I certainly credit Kim So-yeon and Sung Joon for being the reason I was invested in this show from the start. I’d watch an entire drama for either one of them, so their pairing buoyed what would’ve been mild interest because of the franchise alone. And of course the fact that they had fantastic chemistry sealed the romance. I loved every bit of Kim So-yeon’s performance, even when I was frustrated with the character—she played every moment with depth and vulnerability, and carried the show.
In many ways this season of I Need Romance was the least like its predecessors and much more like a standard workplace rom-com. The lack of a strong girlfriend trio was keenly felt, and though I came to love Joo-yeon’s growth in that department, I would’ve much preferred to have her discover friends early on so that the conversations we got in the last two episodes could’ve been spread out over at least half the series.
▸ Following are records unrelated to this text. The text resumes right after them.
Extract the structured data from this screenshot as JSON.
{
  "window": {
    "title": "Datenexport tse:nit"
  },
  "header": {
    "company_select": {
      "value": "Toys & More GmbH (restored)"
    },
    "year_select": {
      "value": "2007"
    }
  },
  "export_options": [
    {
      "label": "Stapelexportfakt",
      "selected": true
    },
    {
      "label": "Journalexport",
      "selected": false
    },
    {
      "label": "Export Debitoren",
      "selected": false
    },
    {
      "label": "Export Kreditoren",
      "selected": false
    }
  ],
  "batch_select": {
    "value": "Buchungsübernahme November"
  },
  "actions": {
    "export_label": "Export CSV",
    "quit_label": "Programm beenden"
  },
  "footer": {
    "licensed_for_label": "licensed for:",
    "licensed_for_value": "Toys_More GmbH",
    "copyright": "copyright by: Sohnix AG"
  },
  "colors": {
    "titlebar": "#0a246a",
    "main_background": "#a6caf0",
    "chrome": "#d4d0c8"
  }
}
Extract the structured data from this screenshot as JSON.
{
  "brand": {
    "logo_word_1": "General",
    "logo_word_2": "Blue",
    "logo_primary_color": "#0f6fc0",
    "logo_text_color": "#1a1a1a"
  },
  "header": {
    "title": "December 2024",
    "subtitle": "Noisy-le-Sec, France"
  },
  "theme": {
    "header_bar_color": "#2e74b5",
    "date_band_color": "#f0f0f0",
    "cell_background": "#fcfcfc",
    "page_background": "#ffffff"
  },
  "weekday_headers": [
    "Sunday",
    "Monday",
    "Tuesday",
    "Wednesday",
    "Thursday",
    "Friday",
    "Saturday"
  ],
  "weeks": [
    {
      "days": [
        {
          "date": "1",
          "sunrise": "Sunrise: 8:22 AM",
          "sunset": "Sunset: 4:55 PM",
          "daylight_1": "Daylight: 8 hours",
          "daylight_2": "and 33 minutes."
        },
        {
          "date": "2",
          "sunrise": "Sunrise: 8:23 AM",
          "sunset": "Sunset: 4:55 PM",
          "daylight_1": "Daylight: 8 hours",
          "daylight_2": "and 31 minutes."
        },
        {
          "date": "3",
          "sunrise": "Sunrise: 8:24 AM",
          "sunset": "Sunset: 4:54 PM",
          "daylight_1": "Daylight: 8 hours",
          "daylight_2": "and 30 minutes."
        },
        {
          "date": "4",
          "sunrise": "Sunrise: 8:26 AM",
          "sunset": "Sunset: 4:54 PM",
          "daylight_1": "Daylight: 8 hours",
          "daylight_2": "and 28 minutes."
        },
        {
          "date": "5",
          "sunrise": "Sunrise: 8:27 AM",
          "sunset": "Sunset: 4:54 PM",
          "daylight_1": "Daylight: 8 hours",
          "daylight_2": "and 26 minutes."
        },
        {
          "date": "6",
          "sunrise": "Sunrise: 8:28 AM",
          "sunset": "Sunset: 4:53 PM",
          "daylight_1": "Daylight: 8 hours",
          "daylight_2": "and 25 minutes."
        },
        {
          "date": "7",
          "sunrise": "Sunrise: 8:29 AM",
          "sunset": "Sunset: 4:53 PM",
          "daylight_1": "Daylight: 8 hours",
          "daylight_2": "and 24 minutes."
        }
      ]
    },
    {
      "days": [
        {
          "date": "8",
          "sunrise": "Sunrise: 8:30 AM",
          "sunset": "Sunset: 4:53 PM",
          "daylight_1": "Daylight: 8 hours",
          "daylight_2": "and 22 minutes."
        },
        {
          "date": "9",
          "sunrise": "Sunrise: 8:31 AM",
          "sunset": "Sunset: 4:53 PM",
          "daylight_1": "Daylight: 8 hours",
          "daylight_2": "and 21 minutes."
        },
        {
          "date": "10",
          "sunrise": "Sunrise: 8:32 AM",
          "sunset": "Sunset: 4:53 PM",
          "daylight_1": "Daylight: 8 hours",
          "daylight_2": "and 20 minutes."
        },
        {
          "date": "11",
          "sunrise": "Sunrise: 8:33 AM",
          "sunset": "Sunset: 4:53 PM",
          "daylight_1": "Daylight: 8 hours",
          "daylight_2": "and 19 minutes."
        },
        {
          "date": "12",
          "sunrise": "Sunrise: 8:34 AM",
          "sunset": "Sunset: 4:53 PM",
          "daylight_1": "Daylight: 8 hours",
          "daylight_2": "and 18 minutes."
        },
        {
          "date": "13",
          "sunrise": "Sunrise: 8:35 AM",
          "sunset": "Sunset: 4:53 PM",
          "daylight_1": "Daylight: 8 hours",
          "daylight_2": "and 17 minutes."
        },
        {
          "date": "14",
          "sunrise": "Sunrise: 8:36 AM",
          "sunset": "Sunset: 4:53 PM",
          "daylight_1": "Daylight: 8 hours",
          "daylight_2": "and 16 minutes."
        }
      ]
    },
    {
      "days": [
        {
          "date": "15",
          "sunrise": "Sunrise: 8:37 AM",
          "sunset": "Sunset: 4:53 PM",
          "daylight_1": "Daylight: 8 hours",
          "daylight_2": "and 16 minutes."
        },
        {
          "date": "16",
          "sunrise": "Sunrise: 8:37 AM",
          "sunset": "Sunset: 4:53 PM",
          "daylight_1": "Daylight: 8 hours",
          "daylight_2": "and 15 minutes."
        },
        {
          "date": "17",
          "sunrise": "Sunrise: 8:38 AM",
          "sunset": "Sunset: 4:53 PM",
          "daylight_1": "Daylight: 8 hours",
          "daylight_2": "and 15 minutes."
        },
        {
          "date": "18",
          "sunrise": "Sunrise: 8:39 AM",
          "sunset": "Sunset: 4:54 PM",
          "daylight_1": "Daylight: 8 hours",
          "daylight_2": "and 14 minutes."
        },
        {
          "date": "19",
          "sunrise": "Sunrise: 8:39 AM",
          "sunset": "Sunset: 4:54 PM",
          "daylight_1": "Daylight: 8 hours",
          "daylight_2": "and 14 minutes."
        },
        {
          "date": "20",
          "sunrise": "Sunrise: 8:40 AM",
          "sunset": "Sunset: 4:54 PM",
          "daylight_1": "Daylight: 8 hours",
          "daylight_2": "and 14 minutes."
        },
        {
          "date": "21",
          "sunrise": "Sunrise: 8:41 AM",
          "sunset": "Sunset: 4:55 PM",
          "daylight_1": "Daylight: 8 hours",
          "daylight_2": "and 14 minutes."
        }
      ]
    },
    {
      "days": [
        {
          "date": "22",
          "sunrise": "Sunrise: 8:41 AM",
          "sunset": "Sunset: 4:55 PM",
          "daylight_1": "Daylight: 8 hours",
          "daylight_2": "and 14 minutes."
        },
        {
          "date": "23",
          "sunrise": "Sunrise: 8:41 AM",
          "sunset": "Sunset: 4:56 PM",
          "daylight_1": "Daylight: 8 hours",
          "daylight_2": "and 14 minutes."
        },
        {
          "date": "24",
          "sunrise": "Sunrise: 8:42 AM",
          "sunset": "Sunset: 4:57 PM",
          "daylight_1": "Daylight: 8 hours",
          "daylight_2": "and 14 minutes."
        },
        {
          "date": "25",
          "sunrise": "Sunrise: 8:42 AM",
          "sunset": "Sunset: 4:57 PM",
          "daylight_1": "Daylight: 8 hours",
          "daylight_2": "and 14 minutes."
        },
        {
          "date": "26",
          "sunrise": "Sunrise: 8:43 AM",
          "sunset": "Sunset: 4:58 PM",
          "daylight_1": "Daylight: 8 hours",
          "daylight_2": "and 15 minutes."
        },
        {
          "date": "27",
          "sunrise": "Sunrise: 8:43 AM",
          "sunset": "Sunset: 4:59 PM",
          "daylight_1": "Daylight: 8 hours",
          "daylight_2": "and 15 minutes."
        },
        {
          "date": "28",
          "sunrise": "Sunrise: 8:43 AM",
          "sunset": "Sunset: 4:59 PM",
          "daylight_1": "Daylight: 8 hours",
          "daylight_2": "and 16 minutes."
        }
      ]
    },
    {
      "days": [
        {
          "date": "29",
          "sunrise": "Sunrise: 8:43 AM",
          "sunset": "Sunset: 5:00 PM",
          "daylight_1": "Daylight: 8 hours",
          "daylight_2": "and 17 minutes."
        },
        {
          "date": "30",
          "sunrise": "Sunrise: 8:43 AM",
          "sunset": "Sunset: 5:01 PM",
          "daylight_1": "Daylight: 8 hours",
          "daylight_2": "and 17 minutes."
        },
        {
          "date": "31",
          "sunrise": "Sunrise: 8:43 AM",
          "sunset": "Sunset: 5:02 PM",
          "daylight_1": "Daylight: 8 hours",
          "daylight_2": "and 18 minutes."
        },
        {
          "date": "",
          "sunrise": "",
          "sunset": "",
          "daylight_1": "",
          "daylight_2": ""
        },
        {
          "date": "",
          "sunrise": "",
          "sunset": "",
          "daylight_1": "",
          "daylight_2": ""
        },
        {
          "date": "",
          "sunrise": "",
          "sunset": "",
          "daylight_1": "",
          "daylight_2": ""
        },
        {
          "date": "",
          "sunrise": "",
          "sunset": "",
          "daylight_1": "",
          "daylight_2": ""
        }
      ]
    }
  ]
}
There’s only so much you can get out of a one-sided conversation with a judgy giraffe. I didn’t mind the fact that the romance took a rather straightforward trajectory, given that Wan’s character was more in the mold of the previous seasons’ second leads (whom I preferred), but it did lack a bit of suspense and tension as far as the plot goes. But yunno, cohabitation hijinks wins you a lot of love in my book.
I’ve enjoyed all three seasons of I Need Romance, and it’s clear that everyone has a different take on which installment is their favorite, because we’re all going to have different characters we feel are closest to ourselves or our ideal. This third season is the most satisfying for me, mostly because I never quite got over the jerkiness of the first two seasons’ heroes, despite understanding why those heroines loved them. Wan is basically their polar opposite in every way, enough to actually be unrealistic as a human being, but whatchoo gonna do—a perfect puppy noona-killer is just my number.
And though Joo-yeon was at times frustratingly blind to her own heart, I understood every bit of her kneejerk reaction to build as tough a shell for herself as possible. A woman who protects herself so well that she forgets to sometimes let others in—that’s a character I fundamentally understand and relate to. I didn’t love that Wan was relegated to a fixer role in her life, because for one, that’s presumptuous, and two, it left less room for him to be an independent character.
But I’m glad the show took care to make him wrong at times, and have him realize that he doesn’t know everything and that he isn’t actually a love guru trapped in the body of a young man. He doesn’t know better than her—he’s just braver than she is, because he’s less hurt and jaded. But that’s what I love about noona romances (well the ones that work), because they counter cynicism with relentless optimism. She’s a realist enough for both of them and maybe an army, so it takes his starry-eyed belief in love to move her heart at all. And two people who acknowledge that the future is uncertain but they’ll choose to live in the present for each other anyway—I’m going to root for them to have many more todays just like this one.
- I Need Romance 3: Episode 15
- I Need Romance 3: Episode 14
- I Need Romance 3: Episode 13
- I Need Romance 3: Episode 12
- I Need Romance 3: Episode 11
- I Need Romance 3: Episode 10
- I Need Romance 3: Episode 9
- I Need Romance 3: Episode 8
- I Need Romance 3: Episode 7
- I Need Romance 3: Episode 6
- I Need Romance 3: Episode 5
- I Need Romance 3: Episode 4
- I Need Romance 3: Episode 3
- I Need Romance 3: Episode 2
- I Need Romance 3: Episode 1